After Hillary Clinton told Anderson Cooper on CNN that one of her best relaxation tricks is alternate-nostril breathing, we knew we had to try it for ourselves. Never heard of it? No worries — neither had Cooper. “You breathe through one nostril and hold it, and you exhale through the other and you keep going,” she explained. “Based on my personal experience, if you’re sitting cross-legged on the yoga mat and you’re doing it — and you’re really trying to inhale and hold it and then have a long exhale — it is very relaxing.”

In addition to gushing about it on live television, Clinton also writes about alternate-nostril breathing in her new memoir, What Happened. In the book, she says the technique helped her recuperate from the stressful loss of the 2016 election.

If alternate-nostril breathing can keep Hillary Clinton calm, it must be enough to get through the work week. We looked into the science behind the breathing method to learn how — and if — it truly works.

From ancient India to 2017
Clinton’s recommendation has been around for centuries. Alternate-nostril breathing was first described in an ancient Indian text called the “Hatha Yoga Pradipika” and used in yoga and Ayurvedic medicine. The Sanskrit term for alternate-nostril breathing is “Nadi Shodhana Pranayama.” “Nadi” translates to channel, while “Shodhana” means purifying or cleaning. “Pranayama” refers to regulation of breath. Put this together and you end up with a translation that resembles “channel-cleaning breathing.”

The research behind alternate-nostril breathing
Those who practice alternate-nostril breathing say it brings more oxygen into the body, has detoxifying effects, calms the nervous system, and aids concentration.

In 2011, researchers studied the effect of alternate-nostril breathing on 30 healthy men, ages 18 to 24. Each day for six weeks, half of the men practiced Nadi Shodhana Pranayama for 30 minutes.
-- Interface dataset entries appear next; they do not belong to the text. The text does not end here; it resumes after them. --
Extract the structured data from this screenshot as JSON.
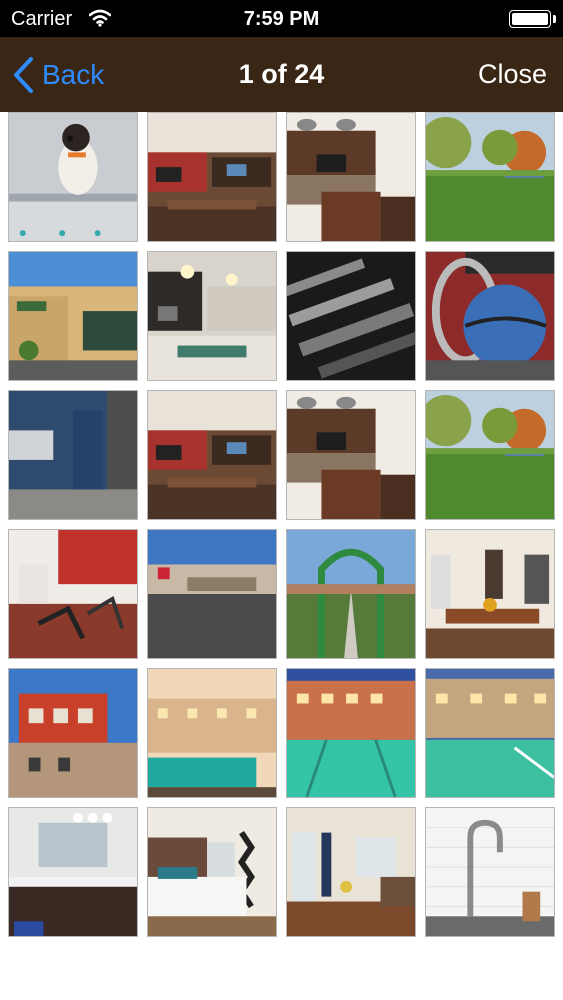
{
  "status_bar": {
    "carrier": "Carrier",
    "time": "7:59 PM"
  },
  "nav": {
    "back_label": "Back",
    "title": "1 of 24",
    "close_label": "Close"
  },
  "gallery": {
    "photos": [
      {
        "subject": "dog-grooming"
      },
      {
        "subject": "clubhouse-lounge"
      },
      {
        "subject": "clubhouse-kitchen"
      },
      {
        "subject": "lawn-with-trees"
      },
      {
        "subject": "grocery-store-exterior"
      },
      {
        "subject": "kitchen-interior"
      },
      {
        "subject": "gym-equipment-handles"
      },
      {
        "subject": "medicine-ball"
      },
      {
        "subject": "pet-wash-room"
      },
      {
        "subject": "clubhouse-lounge"
      },
      {
        "subject": "clubhouse-kitchen"
      },
      {
        "subject": "lawn-with-trees"
      },
      {
        "subject": "fitness-center"
      },
      {
        "subject": "shopping-center"
      },
      {
        "subject": "garden-arbor"
      },
      {
        "subject": "dining-room"
      },
      {
        "subject": "building-exterior"
      },
      {
        "subject": "pool-at-dusk"
      },
      {
        "subject": "pool-with-buildings"
      },
      {
        "subject": "pool-at-night"
      },
      {
        "subject": "bathroom"
      },
      {
        "subject": "bedroom"
      },
      {
        "subject": "living-room"
      },
      {
        "subject": "kitchen-faucet"
      }
    ]
  }
}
At the end of the study, the group that completed the breathing technique experienced lower blood pressure and heart rates than the control group.

A few years later in 2013, a nearly identical study was conducted on a group of 60 individuals. The scientists received the same results as the 2011 study, which reiterated the health benefits of alternate-nostril breathing.

Even more studies reveal the power of deep breathing techniques like Nodi Shodhana Pranayama. Most recently in 2017, another found that practicing deep breathing exercises improved competitive swimmers’ lung capacities and sent more oxygen to their muscles. In terms of stress reduction, researchers discovered in 2013 that students who practiced breathing regulation techniques experienced lower stress levels than those who did not.

How to try Nadi Shodhana Pranayama
If you’re interested in trying alternate-nostril breathing, check out the demonstration Clinton gave for Anderson Cooper and CNN viewers. (You can also check out Yoga Journal’s step-by-step guide here.)

In short, the practice involves sitting in a comfortable position and slowly and deeply inhale through your left nostril, making sure to gently cover your right nostril with your thumb. Then, close your left nostril with your pinky and ring fingers and remove your thumb from your right nostril and exhale out of it.

Continue this pattern for as many rounds as you like — ideally until you’re totally blissed out and de-stressed. If it helped Hillary feel better about not winning the election, alternate-nostril breathing will hopefully help us feel better about late rent payments, work deadlines, delayed flights, and any other daily life stressors.

English Taylor is a San Francisco-based women’s health and wellness writer and birth doula. Her work has been featured in The Atlantic, Healthline, Refinery29, NYLON, and Modern Fertility. Follow English and her work at https://medium.com/@englishtaylor or on Instagram at @englishtaylor.